It’s a craze that seemed to take over news headlines almost overnight. E-cigarettes, also called vapes, e-hookahs, and vape pens, having been rising in popularity throughout 2019, leading to 2,290 illnesses and 47 deaths in patients with product use associated lung injury (EVALI), according to the CDC.
Vaping was once presented as a “safer” solution to smokers, but we now know that it has the same impact as smoking when it comes to suppressing immune genes.
What has health experts so alarmed, says Dr. Mala Singh, DO, is the severity of the dangers associated to vaping in the younger patient population. With flavors like chocolate and mint, the habit has been marketed to a younger demographic, and hospitals are finding that 38% of EVALI patients are between 1824 years old. Many of those who are getting EVALI vaped with liquids that contain THC, the high-inducing part of marijuana.
What Is EVALI?

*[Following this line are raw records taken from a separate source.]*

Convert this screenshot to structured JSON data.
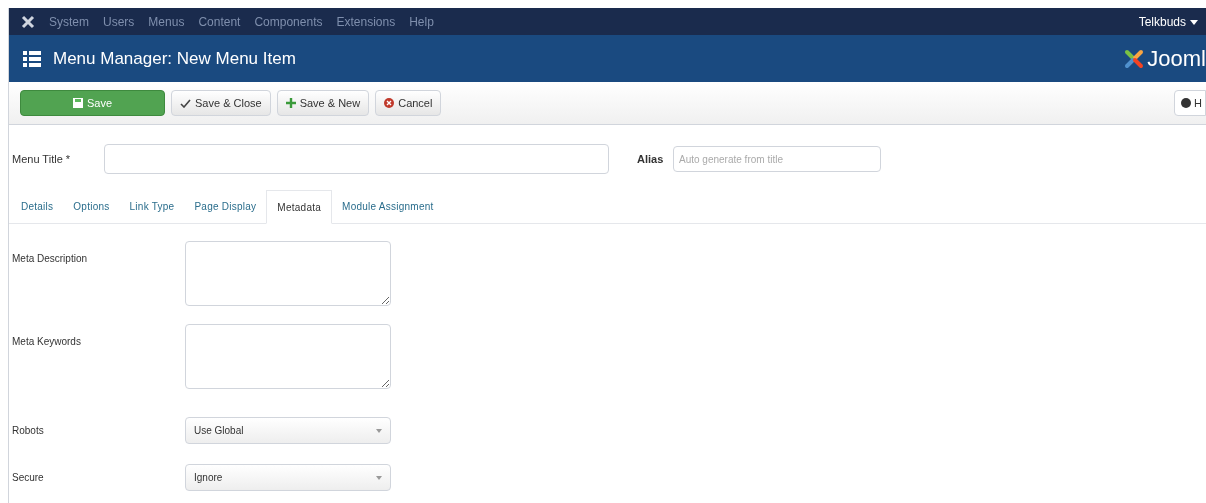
{
  "nav_menu": [
    "System",
    "Users",
    "Menus",
    "Content",
    "Components",
    "Extensions",
    "Help"
  ],
  "user": "Telkbuds",
  "header": {
    "title": "Menu Manager: New Menu Item",
    "logo_text": "Jooml"
  },
  "toolbar": [
    {
      "label": "Save",
      "kind": "save"
    },
    {
      "label": "Save & Close",
      "kind": "save-close"
    },
    {
      "label": "Save & New",
      "kind": "save-new"
    },
    {
      "label": "Cancel",
      "kind": "cancel"
    }
  ],
  "help_button": "H",
  "menu_title": {
    "label": "Menu Title",
    "required_mark": "*"
  },
  "alias": {
    "label": "Alias",
    "placeholder": "Auto generate from title"
  },
  "tabs": [
    {
      "label": "Details",
      "selected": false
    },
    {
      "label": "Options",
      "selected": false
    },
    {
      "label": "Link Type",
      "selected": false
    },
    {
      "label": "Page Display",
      "selected": false
    },
    {
      "label": "Metadata",
      "selected": true
    },
    {
      "label": "Module Assignment",
      "selected": false
    }
  ],
  "fields": [
    {
      "label": "Meta Description",
      "kind": "textarea"
    },
    {
      "label": "Meta Keywords",
      "kind": "textarea"
    },
    {
      "label": "Robots",
      "kind": "select",
      "value": "Use Global"
    },
    {
      "label": "Secure",
      "kind": "select",
      "value": "Ignore"
    }
  ]
}
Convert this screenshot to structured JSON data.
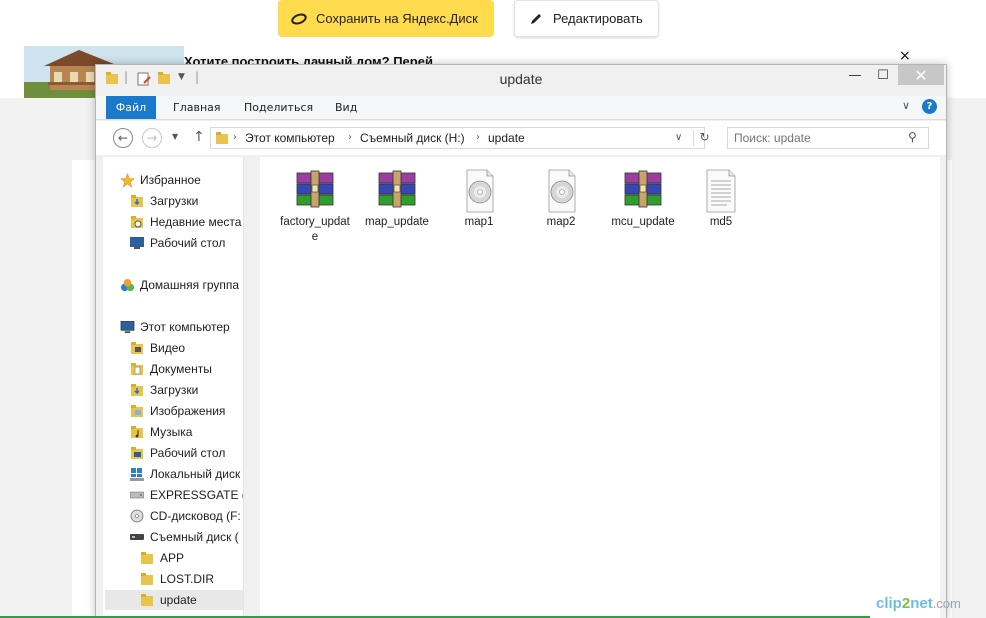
{
  "yandex_bar": {
    "save_label": "Сохранить на Яндекс.Диск",
    "edit_label": "Редактировать"
  },
  "background_page": {
    "ad_title": "Хотите построить дачный дом? Перей",
    "close_glyph": "×",
    "watermark": {
      "part1": "clip",
      "part2": "2",
      "part3": "net",
      "part4": ".com"
    }
  },
  "window": {
    "title": "update",
    "controls": {
      "minimize": "—",
      "maximize": "☐",
      "close": "✕"
    }
  },
  "ribbon": {
    "tabs": [
      "Файл",
      "Главная",
      "Поделиться",
      "Вид"
    ],
    "help": "?"
  },
  "address_bar": {
    "crumbs": [
      "Этот компьютер",
      "Съемный диск (H:)",
      "update"
    ],
    "search_placeholder": "Поиск: update"
  },
  "nav_pane": {
    "favorites": {
      "header": "Избранное",
      "items": [
        "Загрузки",
        "Недавние места",
        "Рабочий стол"
      ]
    },
    "homegroup": "Домашняя группа",
    "this_pc": {
      "header": "Этот компьютер",
      "items": [
        "Видео",
        "Документы",
        "Загрузки",
        "Изображения",
        "Музыка",
        "Рабочий стол",
        "Локальный диск",
        "EXPRESSGATE (D",
        "CD-дисковод (F:",
        "Съемный диск ("
      ]
    },
    "removable_children": [
      "APP",
      "LOST.DIR",
      "update"
    ],
    "selected": "update"
  },
  "files": [
    {
      "name": "factory_update",
      "icon": "rar-archive-icon"
    },
    {
      "name": "map_update",
      "icon": "rar-archive-icon"
    },
    {
      "name": "map1",
      "icon": "disc-image-icon"
    },
    {
      "name": "map2",
      "icon": "disc-image-icon"
    },
    {
      "name": "mcu_update",
      "icon": "rar-archive-icon"
    },
    {
      "name": "md5",
      "icon": "text-file-icon"
    }
  ],
  "colors": {
    "yandex_yellow": "#ffdb4d",
    "file_tab_blue": "#1979ca",
    "folder_yellow": "#e8c44a"
  }
}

EVALI describes e-cigarette or vaping product use associated lung injury. In samples taken from the lungs of 29 people with EVALI, all contained vitamin E acetate. This vitamin E acetate is used as an additive, most notably as a thickening agent in THC that’s contained in vaping products, says Dr. Singh. Vitamin E is generally used as a dietary supplement and is also found in a lot of skin creams and products, and while vitamin E acetate usually doesn’t cause harm in these cases, when it’s inhaled, it may interfere with normal lung functioning, Dr. Singh adds.

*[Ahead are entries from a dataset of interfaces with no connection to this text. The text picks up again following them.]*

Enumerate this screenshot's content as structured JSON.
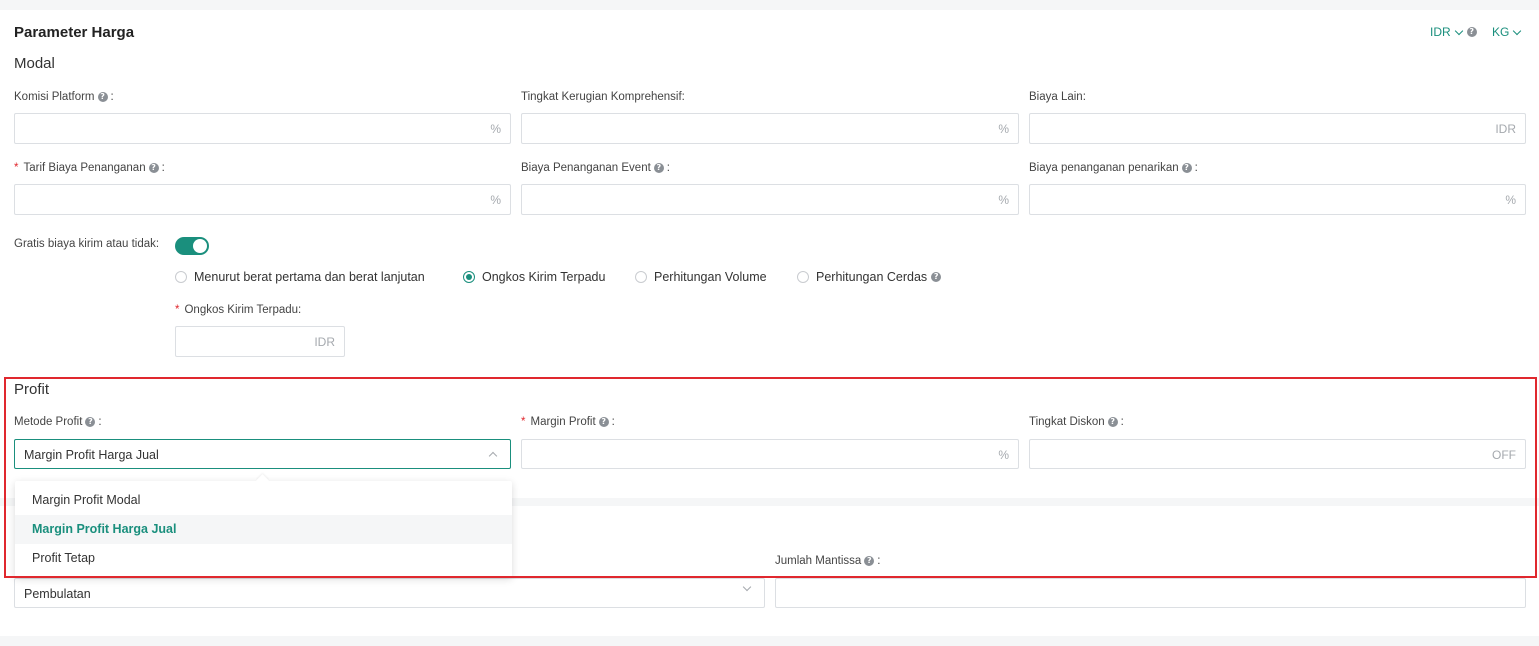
{
  "header": {
    "title": "Parameter Harga",
    "currency_label": "IDR",
    "weight_label": "KG"
  },
  "modal": {
    "heading": "Modal",
    "fields": {
      "komisi_platform": {
        "label": "Komisi Platform",
        "suffix": "%"
      },
      "tingkat_kerugian": {
        "label": "Tingkat Kerugian Komprehensif:",
        "suffix": "%"
      },
      "biaya_lain": {
        "label": "Biaya Lain:",
        "suffix": "IDR"
      },
      "tarif_biaya_penanganan": {
        "label": "Tarif Biaya Penanganan",
        "suffix": "%"
      },
      "biaya_penanganan_event": {
        "label": "Biaya Penanganan Event",
        "suffix": "%"
      },
      "biaya_penanganan_penarikan": {
        "label": "Biaya penanganan penarikan",
        "suffix": "%"
      }
    },
    "free_shipping_label": "Gratis biaya kirim atau tidak:",
    "free_shipping_on": true,
    "shipping_options": [
      {
        "label": "Menurut berat pertama dan berat lanjutan",
        "selected": false
      },
      {
        "label": "Ongkos Kirim Terpadu",
        "selected": true
      },
      {
        "label": "Perhitungan Volume",
        "selected": false
      },
      {
        "label": "Perhitungan Cerdas",
        "selected": false
      }
    ],
    "ongkos_kirim": {
      "label": "Ongkos Kirim Terpadu:",
      "suffix": "IDR"
    }
  },
  "profit": {
    "heading": "Profit",
    "metode_profit": {
      "label": "Metode Profit",
      "value": "Margin Profit Harga Jual"
    },
    "margin_profit": {
      "label": "Margin Profit",
      "suffix": "%"
    },
    "tingkat_diskon": {
      "label": "Tingkat Diskon",
      "suffix": "OFF"
    },
    "dropdown_options": [
      {
        "label": "Margin Profit Modal",
        "selected": false
      },
      {
        "label": "Margin Profit Harga Jual",
        "selected": true
      },
      {
        "label": "Profit Tetap",
        "selected": false
      }
    ]
  },
  "rounding": {
    "jumlah_mantissa_label": "Jumlah Mantissa",
    "rounding_value": "Pembulatan"
  },
  "colors": {
    "accent": "#1a8f7d",
    "required": "#e0282e",
    "highlight": "#e0282e"
  }
}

The cause of EVALI is not yet known, but it doesn’t appear to be infection-mediated, according to Dr. Singh. Flavor rinse and heavy metals (nickel, tin and lead) are present in the vaporized material and they could cause injury. The CDC is working with the FDA, states and health providers to continue investigating the outbreak of EVALI, including testing the vapor of e-cigarette products, to look for compounds that may cause harm.
The symptoms of EVALI could include cough, shortness of breath, chest pain, nausea, vomiting, diarrhea, fatigue, fever and/or weight loss.
Diagnosing and Treating EVALI
With flu season fully underway, it could be difficult to know if you’re feeling symptoms related to the flu or EVALI. The first clue may seem obvious, but a history of e-cigarette or vaping use is a good indication that what you’re experiencing could be EVALI. Dr. Singh tells us that “EVALI is considered a diagnosis of exclusion, because there is not currently a specific test or marker for diagnosis.”
The CDC recommends ruling out the flu or any other infection cause of illness before diagnosing a case of EVALI. Current clinical recommendation for assessing an EVALI risk includes taking the patient’s thorough history and a physical exam. Dr. Singh suggests asking nonjudgmental questions to screen the patient, and provide a diagnosis based on clinical symptoms.
In the event EVALI is confirmed by a medical professional, a patient could be treated at home with antibiotics, including antivirals. In more serious cases, if the patient has a pulse oxygen level of less than 95%, hospitalization is recommended, as well as corticosteroids, antibiotic treatment and hospital follow-up visit with a primary care physician after discharge.
Geriatric patients, those with a history of cardiac or lung disease, pregnant patients and young/adolescent patients may also need specialized services, such as addiction treatment, says Dr. Singh.
There are irreversible effects of vaping, including inflammation and scarring that could lead to asthma and chronic obstructive pulmonary disease (COPD). This month, a teenager in Michigan was the recipient of a double lung transplant due to damages from vaping. Doctors at Henry Ford Hospital received the teen with what appeared to be pneumonia and “an enormous amount if inflammation and scarring” on his lungs. Dr. Hassan Nemeh, surgical director of thoracic organ transplant at Henry Ford, said, “This is an evil I haven’t faced before. The damage that these vapes do to people’s lungs is irreversible.”
In short, there is not a safe tobacco product. If you don’t use tobacco products, you should not start vaping or using e-cigs, because all tobacco carries a risk, says Dr. Singh. Vaping is not a safe alternative to cigarette smoking. Instead, someone who is trying to quit smoking should use evidence-based treatments, including discussing counseling and medications with a healthcare provider.
If you’re looking to kick the tobacco habit, or if you have questions related to illnesses cause by vaping, click here to find an AdventHealth healthcare provider. More information related to EVALI can be found via the CDC by clicking here.